s approval and renewal process and to retain the marketing approval status. Risk management plan includes the information on the medicine’s safety profile and how the medicine’s risks will be prevented or minimised in patients and describes the plans for studies and other activities to gain more knowledge about the safety and efficacy of the medicine. Also, the scope of risk management also includes the effectiveness of risk minimisation measures.
Communication of safety information
Communication is interactive exchange of information and opinions concerning risk and risk-related factors among regulatory authority, HCP and consumers. Safety communication is a broad term covering different types of information on medicines, including statutory information as contained in the product information (i.e. the summary of product characteristics (SmPC), package leaflet (PL) and the labelling of the packaging) and public assessment reports.
Safety communication aims to providing timely, evidence-based information on the safe and effective use of medicines, promoting changes to healthcare practices (including self-medication practices) where necessary, changing attitudes, decisions and behaviours in relation to the use of medicines, supporting risk minimisation behaviour and facilitating informed decisions on the rational use of medicines. In addition, high-quality safety communication boosts public confidence in the regulatory system.
Communication tools and channels have become more numerous and varied over time, offering the public more information than was previously possible. Relevant communication tools and channels should be considered when issuing a safety communication in order to reach the target audiences and meet their growing expectations. Different communication tools and channels are direct healthcare professional communication (DHPC), press communication, website, bulletins and newsletter, social media and other online communications.
The primary target audiences for safety communication issued by regulatory authorities and the company should be patients, carers and healthcare professionals who use (i.e. prescribe, handle, dispense
, administer or take) medicinal products. Effective safety communication enables them to take adequate actions to minimise risks and to give clear and useful information to their patients. This ultimately promotes patient safety and confidence in the regulatory system. Both healthcare professionals in clinical practice and those involved in clinical trials should be provided with appropriate information on any safety concern at the same time.
Since the industry practices described above are primarily targeted towards regulatory compliance, it becomes important for us to see how the regulatory agencies respond to the safety information submitted by the industry. A regulatory agency may choose to order the manufacturer/ marketer to do any of the following, based on the gravity of the safety issue:

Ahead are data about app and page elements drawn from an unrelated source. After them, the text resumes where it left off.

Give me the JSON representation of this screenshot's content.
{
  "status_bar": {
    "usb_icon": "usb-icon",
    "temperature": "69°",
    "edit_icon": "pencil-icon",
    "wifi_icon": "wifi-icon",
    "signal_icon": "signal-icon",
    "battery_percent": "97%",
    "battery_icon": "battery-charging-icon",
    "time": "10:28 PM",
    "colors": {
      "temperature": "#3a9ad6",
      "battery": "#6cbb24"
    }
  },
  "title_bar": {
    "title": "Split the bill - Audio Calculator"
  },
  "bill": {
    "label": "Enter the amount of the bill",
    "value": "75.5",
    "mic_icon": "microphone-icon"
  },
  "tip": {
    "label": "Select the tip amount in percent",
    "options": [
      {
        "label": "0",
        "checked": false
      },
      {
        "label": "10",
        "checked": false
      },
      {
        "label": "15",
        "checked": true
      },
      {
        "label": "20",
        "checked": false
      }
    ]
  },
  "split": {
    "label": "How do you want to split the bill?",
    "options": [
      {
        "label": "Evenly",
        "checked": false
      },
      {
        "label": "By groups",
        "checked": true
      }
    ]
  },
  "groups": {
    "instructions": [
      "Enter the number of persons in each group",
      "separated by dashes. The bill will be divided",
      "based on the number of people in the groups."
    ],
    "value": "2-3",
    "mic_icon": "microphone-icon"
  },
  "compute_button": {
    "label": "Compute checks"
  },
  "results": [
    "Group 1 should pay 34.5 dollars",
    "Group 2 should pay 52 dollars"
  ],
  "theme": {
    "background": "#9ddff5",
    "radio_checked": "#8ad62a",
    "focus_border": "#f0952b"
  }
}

- An update to the product information – warnings and contraindications;
- Restriction to the approved indication/population;
- Conduct of a post-authorisation safety study (PASS);
- Perform risk minimisation activities – if risk is acceptable / preventable; and
- Suspend/withdraw the medicinal product – if risks outweigh benefits.
The pharma industry is necessitated by regulation to carry out a wide range of pharmacovigilance activities with the sole aim of ensuring that the benefit-risk ratio of a medicinal product is always in favour of the patient who is treated with the concerned drug. Time and again, there have been several cases in which hitherto approved medicines with extraordinary efficacies had to be recalled from the market after review of the real world safety data which got accumulated post-approval. This clearly establishes the vitality of the need for fostering the further growth of good pharmacovigilance practices within the
industry and for furthering the adoption of such practices among all players in the industry.